Editor’s Note: The views expressed in this post are those of the authors and do not represent the views of Babble.
This morning, just like every other week day, I sent my kids off to school and began scrolling through my social media feeds. My eyes were met with many memes, stats, and lengthy debates about National Walkout Day.
But one post caught my eye above all the others.
“Please excuse Sophia (and all the other students) for walking out today,” the post begins. “She felt passionately about the over 7,000 impossible-to-ignore children who have lost their lives to gun violence since 2012 Sandy Hook. That is an absurd statistic and something has to change. Do the right thing, do something Fed Gov. Hugs, Seth.”
“Seth” is Seth Jay King, the husband, father of five, and creator of Late Notes, a wonderfully sarcastic Instagram feed inspired by his oldest daughter four years ago. At the time, Sophia’s excessive lateness to school inspired him to hand write notes explaining her tardiness, and the posts quickly caught on. King’s hilarious explanations ranged from blaming it on puberty, to staying up too late watching Season 2 of Stranger Things, and even once to a “severe homework allergy.”
His main goal? To teach his children to be polite and to show up to school on time.
I have followed King on Instagram for a few years now myself. And as a mom of four children, I know exactly how frantic and sometimes ridiculous life as a parent can be, especially when trying to herd multiple children out the door and arrive at our destination on time. But this most recent post — which to date has over 4,000 likes and close to 200 comments — resonated with me deeply, because King chose to put aside the laughs and instead tackle a serious and timely issue: school shootings and safety.
King tells Babble that his post has been building for some time.
“My opinion has never changed as far as the safety of kids and teacher, and protecting innocence, happiness, progress,” he explains, adding that he wanted his followers to know that he’s “so grateful that the kids have taken a stand on their own” and hopes “adults will start to take this more seriously and listen.”
While adults are using their social media handles to debate Walk Out vs. Stand Up, gun control, the second amendment, mental health services, and bullying, King is taking a different approach.

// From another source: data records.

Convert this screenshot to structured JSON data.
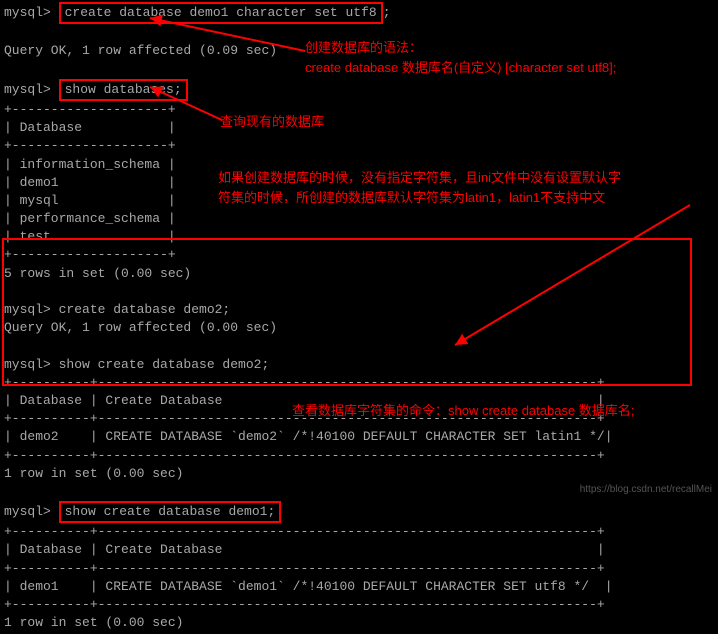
{
  "cmd1_prompt": "mysql>",
  "cmd1": "create database demo1 character set utf8",
  "cmd1_sep": ";",
  "result1_line1": "Query OK, 1 row affected (0.09 sec)",
  "ann1_line1": "创建数据库的语法：",
  "ann1_line2": "create database 数据库名(自定义) [character set utf8];",
  "cmd2_prompt": "mysql>",
  "cmd2": "show databases;",
  "ann2": "查询现有的数据库",
  "tb_head_border": "+--------------------+",
  "tb_head": "| Database           |",
  "tb_row1": "| information_schema |",
  "tb_row2": "| demo1              |",
  "tb_row3": "| mysql              |",
  "tb_row4": "| performance_schema |",
  "tb_row5": "| test               |",
  "result2": "5 rows in set (0.00 sec)",
  "ann3_line1": "如果创建数据库的时候，没有指定字符集，且ini文件中没有设置默认字",
  "ann3_line2": "符集的时候，所创建的数据库默认字符集为latin1，latin1不支持中文",
  "cmd3": "mysql> create database demo2;",
  "result3": "Query OK, 1 row affected (0.00 sec)",
  "cmd4": "mysql> show create database demo2;",
  "tb2_border": "+----------+----------------------------------------------------------------+",
  "tb2_head": "| Database | Create Database                                                |",
  "tb2_row": "| demo2    | CREATE DATABASE `demo2` /*!40100 DEFAULT CHARACTER SET latin1 */|",
  "result4": "1 row in set (0.00 sec)",
  "cmd5_prompt": "mysql>",
  "cmd5": "show create database demo1;",
  "ann4": "查看数据库字符集的命令：show create database 数据库名;",
  "tb3_border": "+----------+----------------------------------------------------------------+",
  "tb3_head": "| Database | Create Database                                                |",
  "tb3_row": "| demo1    | CREATE DATABASE `demo1` /*!40100 DEFAULT CHARACTER SET utf8 */  |",
  "result5": "1 row in set (0.00 sec)",
  "watermark": "https://blog.csdn.net/recallMei"
}
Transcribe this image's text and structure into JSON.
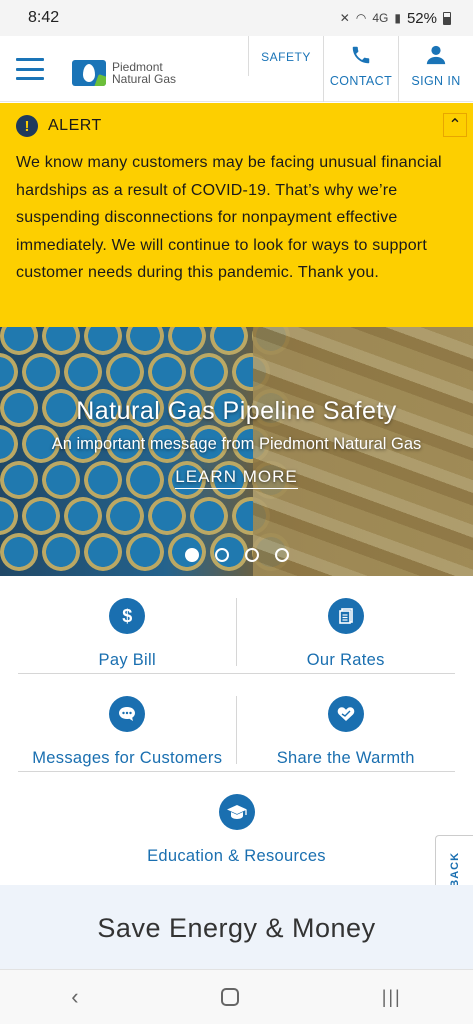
{
  "status": {
    "time": "8:42",
    "battery": "52%",
    "network": "4G"
  },
  "header": {
    "logo_line1": "Piedmont",
    "logo_line2": "Natural Gas",
    "safety_label": "SAFETY",
    "contact_label": "CONTACT",
    "signin_label": "SIGN IN"
  },
  "alert": {
    "title": "ALERT",
    "body": "We know many customers may be facing unusual financial hardships as a result of COVID-19. That’s why we’re suspending disconnections for nonpayment effective immediately. We will continue to look for ways to support customer needs during this pandemic. Thank you."
  },
  "hero": {
    "title": "Natural Gas Pipeline Safety",
    "subtitle": "An important message from Piedmont Natural Gas",
    "link": "LEARN MORE",
    "slide_count": 4,
    "active_slide": 1
  },
  "quick_links": [
    {
      "label": "Pay Bill",
      "icon": "dollar-icon"
    },
    {
      "label": "Our Rates",
      "icon": "document-icon"
    },
    {
      "label": "Messages for Customers",
      "icon": "chat-icon"
    },
    {
      "label": "Share the Warmth",
      "icon": "heart-hands-icon"
    },
    {
      "label": "Education & Resources",
      "icon": "graduation-cap-icon"
    }
  ],
  "feedback": {
    "label": "FEEDBACK"
  },
  "save_section": {
    "title": "Save Energy & Money"
  },
  "colors": {
    "brand_blue": "#1a6fb0",
    "alert_yellow": "#fdcf00",
    "save_bg": "#eef3fa"
  }
}
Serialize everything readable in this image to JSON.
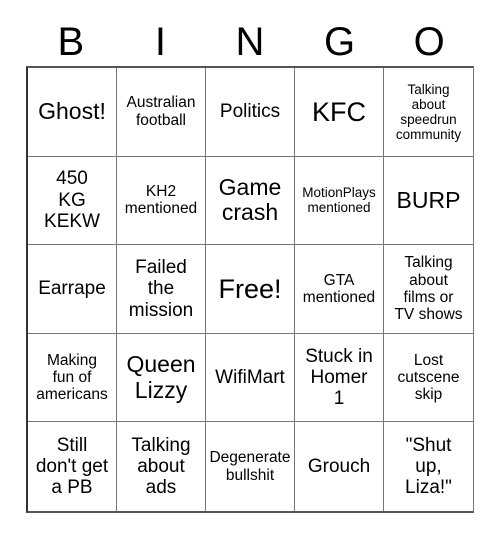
{
  "header": {
    "letters": [
      "B",
      "I",
      "N",
      "G",
      "O"
    ]
  },
  "grid": {
    "columns": 5,
    "rows": 5,
    "cells": [
      {
        "text": "Ghost!",
        "size": "lg"
      },
      {
        "text": "Australian\nfootball",
        "size": "sm"
      },
      {
        "text": "Politics",
        "size": "md"
      },
      {
        "text": "KFC",
        "size": "xl"
      },
      {
        "text": "Talking\nabout\nspeedrun\ncommunity",
        "size": "xs"
      },
      {
        "text": "450\nKG\nKEKW",
        "size": "md"
      },
      {
        "text": "KH2\nmentioned",
        "size": "sm"
      },
      {
        "text": "Game\ncrash",
        "size": "lg"
      },
      {
        "text": "MotionPlays\nmentioned",
        "size": "xs"
      },
      {
        "text": "BURP",
        "size": "lg"
      },
      {
        "text": "Earrape",
        "size": "md"
      },
      {
        "text": "Failed\nthe\nmission",
        "size": "md"
      },
      {
        "text": "Free!",
        "size": "xl"
      },
      {
        "text": "GTA\nmentioned",
        "size": "sm"
      },
      {
        "text": "Talking\nabout\nfilms or\nTV shows",
        "size": "sm"
      },
      {
        "text": "Making\nfun of\namericans",
        "size": "sm"
      },
      {
        "text": "Queen\nLizzy",
        "size": "lg"
      },
      {
        "text": "WifiMart",
        "size": "md"
      },
      {
        "text": "Stuck in\nHomer\n1",
        "size": "md"
      },
      {
        "text": "Lost\ncutscene\nskip",
        "size": "sm"
      },
      {
        "text": "Still\ndon't get\na PB",
        "size": "md"
      },
      {
        "text": "Talking\nabout\nads",
        "size": "md"
      },
      {
        "text": "Degenerate\nbullshit",
        "size": "sm"
      },
      {
        "text": "Grouch",
        "size": "md"
      },
      {
        "text": "\"Shut\nup,\nLiza!\"",
        "size": "md"
      }
    ]
  },
  "colors": {
    "background": "#ffffff",
    "text": "#000000",
    "grid_line": "#777777",
    "grid_border": "#333333"
  }
}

He’s using his social media page, which has well over 103,000 followers to date, to amplify the voices and feelings of our youth — including his own daughter Sophia.
King, like myself, has kids who will be in school settings for a long time. In addition to 12-year-old Sophia, he and his wife also have Isabella, 17, Carson, 15, Nolan, 8, and Liam, 5. And while all parents may have differing moral and political views, King notes that surely we all can agree on the fact that we can no longer remain complacent. We need long-lasting change.
But what, exactly, should that change be? Seth and I agreed when speaking that we aren’t sure what the perfect solution is just yet. School shootings are complex issues with far-reaching tentacles. Seth shares that he came from a gun-owning, hunting family himself, but he doesn’t feel that guns should be so easily accessible, which is why he supports the walkout. He explains that youth “are at the mercy of the adults surrounding them,” and that it’s up to us to listen and to act in their best interest.
For King, one way he can support his daughter, and others just like her, is to utilize his social media platform to get the word out, and be his most “honest, authentic self” — even if that means losing followers in the process.
Throughout the past several years, as we’ve watch the frightening rate of school shootings grow, I have had many moments of despair, discouragement, and hopelessness, just as so many of us have. I am terrified for the safety of my four children, and I can only hope that a day comes when I no longer have to carry that fear with me, day in and day out. But if I’ve learned something from King’s post this week, it’s a lesson echoed by the words Dr. Martin Luther King, Jr.: That “our lives begin to end the day we become silent about things that matter.”
Silence is no longer an option. Change is scary, but it is most certainly necessary.